3D Laser Systems for Precision and Flexibility Te evolution of 3D laser machines used widely in the
aerospace and automotive industries has led to platform- based machine designs that provide the volumetric precision required for 3D cutting, drilling, and welding of medical de- vices. In addition to providing capability for higher processing speed, fiber laser systems provide improved process control, repeatability and versatility.
designs and to develop processes for new designs that could not be realized reliably or cost effectively using Nd:YAG laser processing. Here’s how: Miniaturization: One of the most important trends
in medical device design is miniaturization. In a growing number of applications, physical size is an enabling attribute. Device size is linked to the size of various parts of the body and small size is almost always preferred.
Fiber laser enables device miniaturization through its smaller focused beam size.
Today’s 3D fiber-laser systems include controls that are
faster (higher bandwidth), are more intelligent and able to support the faster processing rates and more intricate patterns. Te robust structure of these systems ensures component rigidity to maintain precision throughout complex contours as the individual machine axes accelerate/decelerate throughout a higher speed range. A greater array of choices for the configuration of the
systems is available based on the size of the workpieces. Tese include a combination of workpiece motion and laser beam motion features. As an example, the Laserdyne 430 is equipped with a BeamDirector two-axis (rotary and tilt) laser beam posi- tioning head capable of cutting, drilling, and welding. Today’s laser systems are controlled so that laser param-
eters can be changed throughout the process (within limits of the laser source). Te way laser power is controlled at the beginning and end of each weld is important if high-quality, defect-free welds are to be consistently achieved. To this end, accurate power ramping at the weld start and weld end points is an essential feature of any laser welding system. Process control and verification are key requirements
for medical device manufacturing. SPC (Statistical Process Control) Data Acquisition, using both Nd:YAG and fiber lasers allows the user to monitor and record, as a part pro- gram is executing, key processing data used to create each part. In the part program are codes that specify data for collection by the SPC Data Acquisition feature. Te system monitors key parameters (i.e., time, date, temperature, posi- tion, commanded and/or actual laser power, pulse condi- tions, etc.) and stores the data to permanent storage as a text file. Data from the text file can be easily archived and used for further analysis.
Implications What does this mean for medical device manufacturers

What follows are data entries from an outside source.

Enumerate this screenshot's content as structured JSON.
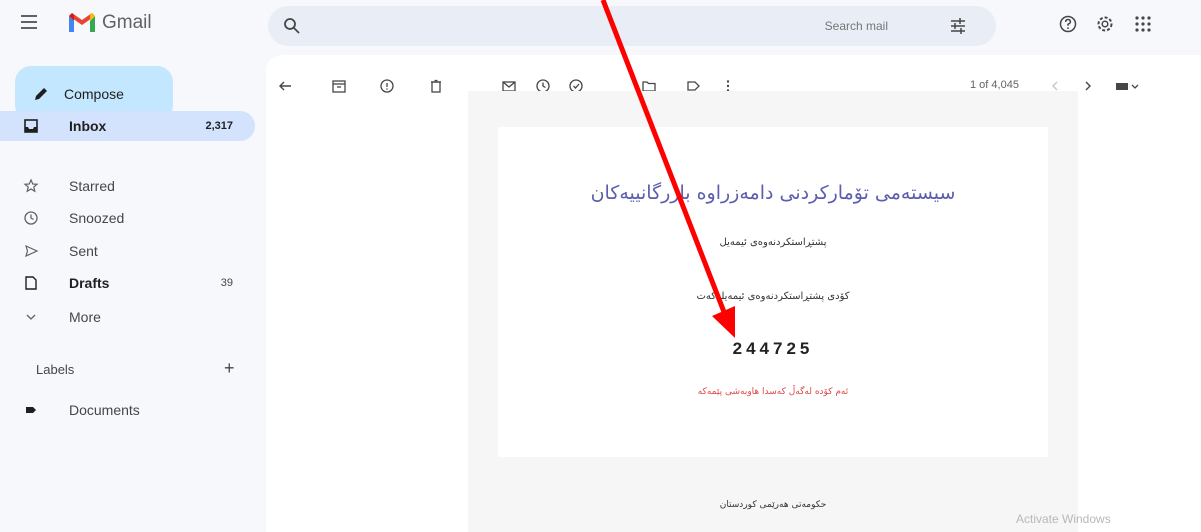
{
  "header": {
    "app_name": "Gmail",
    "search_placeholder": "Search mail",
    "accent": "#ea4335"
  },
  "compose": {
    "label": "Compose"
  },
  "nav": {
    "items": [
      {
        "label": "Inbox",
        "count": "2,317",
        "icon": "inbox-icon",
        "active": true,
        "bold": true
      },
      {
        "label": "Starred",
        "count": "",
        "icon": "star-icon"
      },
      {
        "label": "Snoozed",
        "count": "",
        "icon": "clock-icon"
      },
      {
        "label": "Sent",
        "count": "",
        "icon": "send-icon"
      },
      {
        "label": "Drafts",
        "count": "39",
        "icon": "draft-icon",
        "bold": true
      },
      {
        "label": "More",
        "count": "",
        "icon": "chevron-down-icon"
      }
    ],
    "labels_title": "Labels",
    "labels_add": "+",
    "labels": [
      {
        "label": "Documents",
        "icon": "label-icon"
      }
    ]
  },
  "toolbar": {
    "pager": "1 of 4,045"
  },
  "email": {
    "title": "سیستەمی تۆمارکردنی دامەزراوە بازرگانییەکان",
    "line1": "پشتڕاستکردنەوەی ئیمەیل",
    "line2": "کۆدی پشتڕاستکردنەوەی ئیمەیلەکەت",
    "code": "244725",
    "warning": "ئەم کۆدە لەگەڵ کەسدا هاوبەشی پێمەکە",
    "footer": "حکومەتی هەرێمی کوردستان"
  },
  "watermark": "Activate Windows",
  "annotation": {
    "arrow_color": "#ff0000"
  }
}
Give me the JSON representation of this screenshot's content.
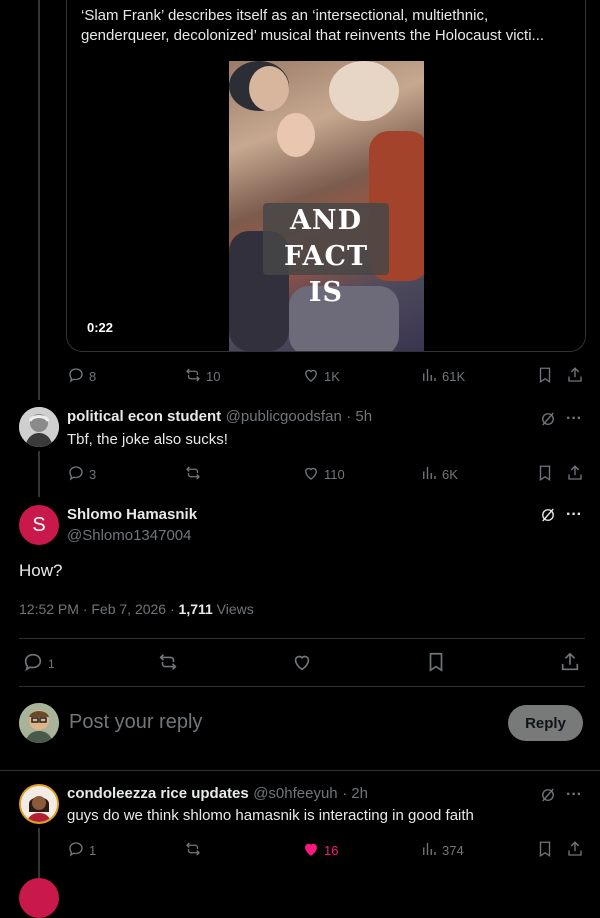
{
  "quoted_media": {
    "caption": "‘Slam Frank’ describes itself as an ‘intersectional, multiethnic, genderqueer, decolonized’ musical that reinvents the Holocaust victi...",
    "overlay_text": "AND FACT IS",
    "duration": "0:22"
  },
  "post1_actions": {
    "replies": "8",
    "reposts": "10",
    "likes": "1K",
    "views": "61K"
  },
  "reply1": {
    "name": "political econ student",
    "handle": "@publicgoodsfan",
    "time": "· 5h",
    "text": "Tbf, the joke also sucks!",
    "actions": {
      "replies": "3",
      "reposts": "",
      "likes": "110",
      "views": "6K"
    }
  },
  "main_post": {
    "avatar_letter": "S",
    "name": "Shlomo Hamasnik",
    "handle": "@Shlomo1347004",
    "text": "How?",
    "timestamp": "12:52 PM · Feb 7, 2026 · ",
    "views_count": "1,711",
    "views_label": " Views",
    "actions": {
      "replies": "1"
    },
    "accent_color": "#c9184a"
  },
  "reply_composer": {
    "placeholder": "Post your reply",
    "button_label": "Reply"
  },
  "reply2": {
    "name": "condoleezza rice updates",
    "handle": "@s0hfeeyuh",
    "time": "· 2h",
    "text": "guys do we think shlomo hamasnik is interacting in good faith",
    "actions": {
      "replies": "1",
      "reposts": "",
      "likes": "16",
      "views": "374"
    },
    "liked_color": "#f91880"
  }
}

and subcontractors? While the fiber laser provides manufac- turers the ability to duplicate existing processes that have been developed for a system having an Nd:YAG laser, it also pro- vides the capability to increase productivity for these existing
As previously noted, the quality (divergence) of the beam
from a given laser impacts the ability to focus the laser. Tis in turn influences the size of parts that can be laser processed, the size of features that can be cut, the size and shape of holes that can be drilled (laser produced holes need not be only round), and size of parts that can be laser welded. Fiber laser enables miniaturization through its smaller focused beam size. Troughput: With higher average power for fiber laser, the
pulses used to produce a smooth cut, drill an array of holes, or produce a seam weld by a series of overlapping pulses can be delivered at higher rates allowing higher throughput. For example, cutting and trepan drilling (producing a hole by cutting the circumference) a 3-mm-thick, high-temperature stainless steel using a fiber laser is more than 3× faster than for a Nd:YAG laser. Tis higher processing speed not only provides lower cost
in manufacturing existing designs, it makes possible use of fiber laser where Nd:YAG laser was previously uneconomical. Versatility: Compared to other industries, the medical
device sector has been slow to outsource manufacturing components, due in part to concerns over product quality. Te latest laser systems address these objections to outsourc- ing by providing controls for consistency of manufacturing processes. Fiber lasers eliminate the need for power and beam quality changes over time due to aging flashlamps. Also, fiber lasers eliminate the need to change optics within the laser head when switching between cutting and welding (skill dependent). 3D fiber-laser systems also provide flexibility for laser cut-
ting, drilling, and welding of both two- and three-dimensional components. Tese systems are designed with standard features (e.g. database of laser parameters for commonly processed materials) making development and setup of new processes straightforward. Multiaxis laser processing with fiber lasers not only
provides new capability and versatility important to medical device manufacturers, it also means that older, less reliable equipment now can be replaced with maintenance-free laser systems that do more and higher-quality work.